I’ve been living with my boyfriend for a few months now. We’ve been together on and off for three years now and this is our third attempt at trying to be together romantically. Recently, I’ve been thinking a lot about my future and where I see myself going. It’s been no secret to my boyfriend that I’m not interested in marrying him. He’s even stated that he accepts it. However, I’ve been seriously thinking of joining the military after I’ve gotten my second degree and he is now telling me that I’ll have to marry him prior to joining the military otherwise we’ll never see each other. The thing is, I can’t help the way I feel about him. I’ve always known, (and been honest with him about it) that I wouldn’t marry him and that’s not going to change if I do join the military. What I need advice on now is, should I continue this relationship or not? Part of me feels like it’s wrong of me to be in a relationship with someone I don’t see a future with, yet at the same time, he’s stated that he’s alright with it. – Military Brat
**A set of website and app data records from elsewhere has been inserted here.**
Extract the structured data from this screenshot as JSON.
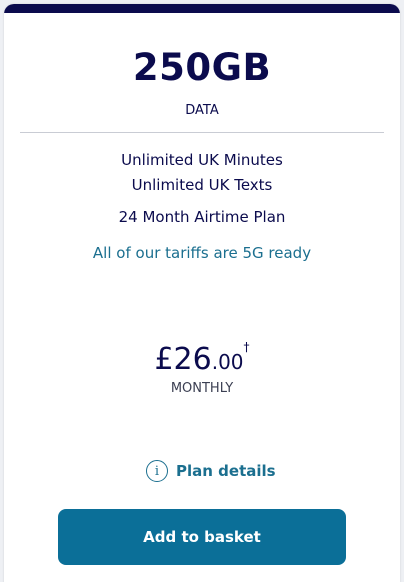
{
  "plan": {
    "data_amount": "250GB",
    "data_label": "DATA",
    "features": [
      "Unlimited UK Minutes",
      "Unlimited UK Texts",
      "24 Month Airtime Plan"
    ],
    "tariff_note": "All of our tariffs are 5G ready"
  },
  "price": {
    "main": "£26",
    "decimal": ".00",
    "footnote_mark": "†",
    "period": "MONTHLY"
  },
  "actions": {
    "plan_details_label": "Plan details",
    "add_to_basket_label": "Add to basket"
  },
  "icons": {
    "info": "info-icon"
  },
  "colors": {
    "brand_navy": "#0b0b4d",
    "accent_teal": "#1b6f8f",
    "button_blue": "#0b6f98"
  }
}
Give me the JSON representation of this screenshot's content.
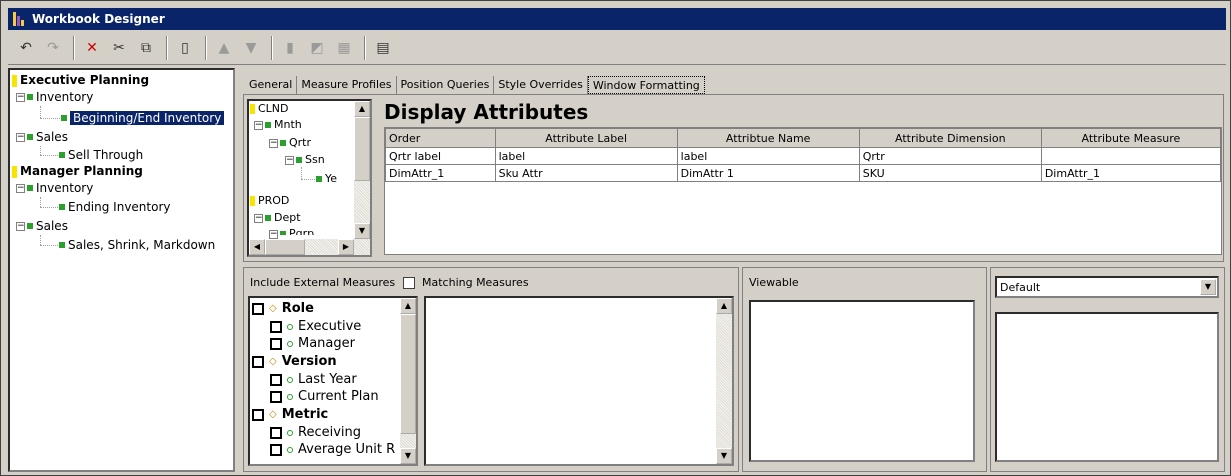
{
  "window": {
    "title": "Workbook Designer"
  },
  "toolbar": {
    "buttons": [
      {
        "icon": "undo-icon",
        "glyph": "↶",
        "enabled": true
      },
      {
        "icon": "redo-icon",
        "glyph": "↷",
        "enabled": false
      },
      {
        "icon": "delete-icon",
        "glyph": "✕",
        "enabled": true,
        "color": "#d00000"
      },
      {
        "icon": "cut-icon",
        "glyph": "✂",
        "enabled": true
      },
      {
        "icon": "copy-icon",
        "glyph": "⧉",
        "enabled": true
      },
      {
        "icon": "paste-icon",
        "glyph": "▯",
        "enabled": true
      },
      {
        "icon": "move-up-icon",
        "glyph": "▲",
        "enabled": false
      },
      {
        "icon": "move-down-icon",
        "glyph": "▼",
        "enabled": false
      },
      {
        "icon": "measure-icon",
        "glyph": "▮",
        "enabled": false
      },
      {
        "icon": "position-icon",
        "glyph": "◩",
        "enabled": false
      },
      {
        "icon": "grid-icon",
        "glyph": "▦",
        "enabled": false
      },
      {
        "icon": "chart-icon",
        "glyph": "▤",
        "enabled": true
      }
    ]
  },
  "left_tree": {
    "executive_planning": "Executive Planning",
    "inventory": "Inventory",
    "beginning_end": "Beginning/End Inventory",
    "sales": "Sales",
    "sell_through": "Sell Through",
    "manager_planning": "Manager Planning",
    "inventory2": "Inventory",
    "ending_inventory": "Ending Inventory",
    "sales2": "Sales",
    "sales_shrink": "Sales, Shrink, Markdown"
  },
  "tabs": [
    "General",
    "Measure Profiles",
    "Position Queries",
    "Style Overrides",
    "Window Formatting"
  ],
  "dim_tree": {
    "clnd": "CLND",
    "mnth": "Mnth",
    "qrtr": "Qrtr",
    "ssn": "Ssn",
    "ye": "Ye",
    "prod": "PROD",
    "dept": "Dept",
    "pgrp": "Pgrp"
  },
  "display_attributes": {
    "title": "Display Attributes",
    "columns": [
      "Order",
      "Attribute Label",
      "Attribtue Name",
      "Attribute Dimension",
      "Attribute Measure"
    ],
    "rows": [
      [
        "Qrtr label",
        "label",
        "label",
        "Qrtr",
        ""
      ],
      [
        "DimAttr_1",
        "Sku Attr",
        "DimAttr 1",
        "SKU",
        "DimAttr_1"
      ]
    ]
  },
  "lower": {
    "include_external": "Include External Measures",
    "matching": "Matching Measures",
    "viewable": "Viewable",
    "profile_select": "Default",
    "measures": {
      "role": "Role",
      "executive": "Executive",
      "manager": "Manager",
      "version": "Version",
      "last_year": "Last Year",
      "current_plan": "Current Plan",
      "metric": "Metric",
      "receiving": "Receiving",
      "avg_unit": "Average Unit R"
    }
  }
}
The problem here isn’t that you aren’t interested in ever marrying your boyfriend — plenty of people maintain very long-term, happy, healthy relationships without ever getting hitched. The problem is that you don’t see a future with this man at all, with or without a marriage license. It’s not like you’ve found The One and have made a joint decision never to marry — you’re simply killing time with someone you like OK until something better comes along (another guy, a career, an adventure, etc.).
The fact that “you’re honest” with him about how you feel and that he “accepts” it doesn’t make it right. It’s cruel to continue letting him hope there’s a chance somewhere down the line you’ll have a change of heart or that if he hangs in there long enough he may be able to manipulate his way into a marriage with you. And manipulating you is exactly what he’s trying to do with his bogus suggestion that you better get married before you join the military, “otherwise you’ll never see each other.” If he really thinks being married means you’ll magically have more time together, there are countless military spouses who can discount that ludicrous idea. Regardless of whether you join the military or not, it’s time to take this relationship off life support once and for all. Who knows? Once you’re free to pursue other relationships, you may even discover that joining the military was an idea that simply filled a hole your relationship created.
I am somewhat newly single again after about six years of being with a guy. I thought I was going to get married and have a child with him but he ended our relationship quite abruptly. It’s been five months since we broke up and I’m ready to try dating again, the only problem is that I don’t want to date another guy. I’ve always considered myself to be bisexual but I lean heavily toward women. I’m only attracted to men after getting to know them but I practically fall in love on sight with women. In the last year with my ex (after becoming engaged) I questioned more and more whether I could be happy with only a man in my future. Thankfully, I’m not faced with that dilemma any longer, but now I’m faced with a new one.
I’m fairly young (25), and I’ve never really dated anyone besides my ex, regardless of sex. He was the only guy I was with physically and while I have been with several girls, but it’s been years. I’m trying to date and using online dating sites I have been making some connections. I think that I would feel uncomfortable discussing my dating history with anyone — even if I was dating a guy — but now I’m faced with the fear that I’ll be judged for not having enough experience with girls. Do you have any suggestions of resources for me or advice for online dating in general? — Newly Single
First of all, congratulations on dodging the marriage bullet with the ex-fiancé you had doubts about! That’s the good news. The bad news is that your fears about being judged in the dating world are completely founded. Not only will you probably be judged for not having enough experience with girls; you’ll likely be judged for having too much experience with girls … or too much experience with boys, or for being too tall or too short or having hair that’s parted on the “wrong side,” and a degree from a school that isn’t impressive enough. My point is that the dating world — hell, the world in general — is full of insecure, self-conscious people ready to pass harsh judgments on anyone brave enough to put herself out there in a sad attempt to feel a little better about themselves. So what? That’s their problem. You’re looking to make connections, gain some dating experience, maybe meet someone you can have a long-term relationship with — you’re not out to make friends with the entire world. If people are judging you or making you feel bad about yourself, move on to the next person! For as many people out there ready to judge you for the wrong reasons, there are plenty ready to accept you for the right ones.
While it’s your prerogative to share as much or as little about your dating history as you like, you should consider opening yourself up a bit and letting others in, especially if you meet someone you might like to build something with. Sure, doing so risks you getting hurt, but relationships are built on trust and intimacy — two things that are formed only when you let yourself be vulnerable. You don’t have to share every detail of your past relationship(s) (I wouldn’t recommend that at all), but doling out a few highlights — like, that you had one and it was serious and it was with a guy — to someone who is willing to share a bit of her (or his) dating history is how you build the blocks to a real relationship. If what you’re after is some no-strings-attached, hot girl-on-girl sex, that’s fine too, but be honest and up-front about your desire. The last thing you need as a guppy in the lesbian love pool is a bunch of angry women out to get you.
*Do you have a relationship/dating question I can help with? Send me your letters at firstname.lastname@example.org.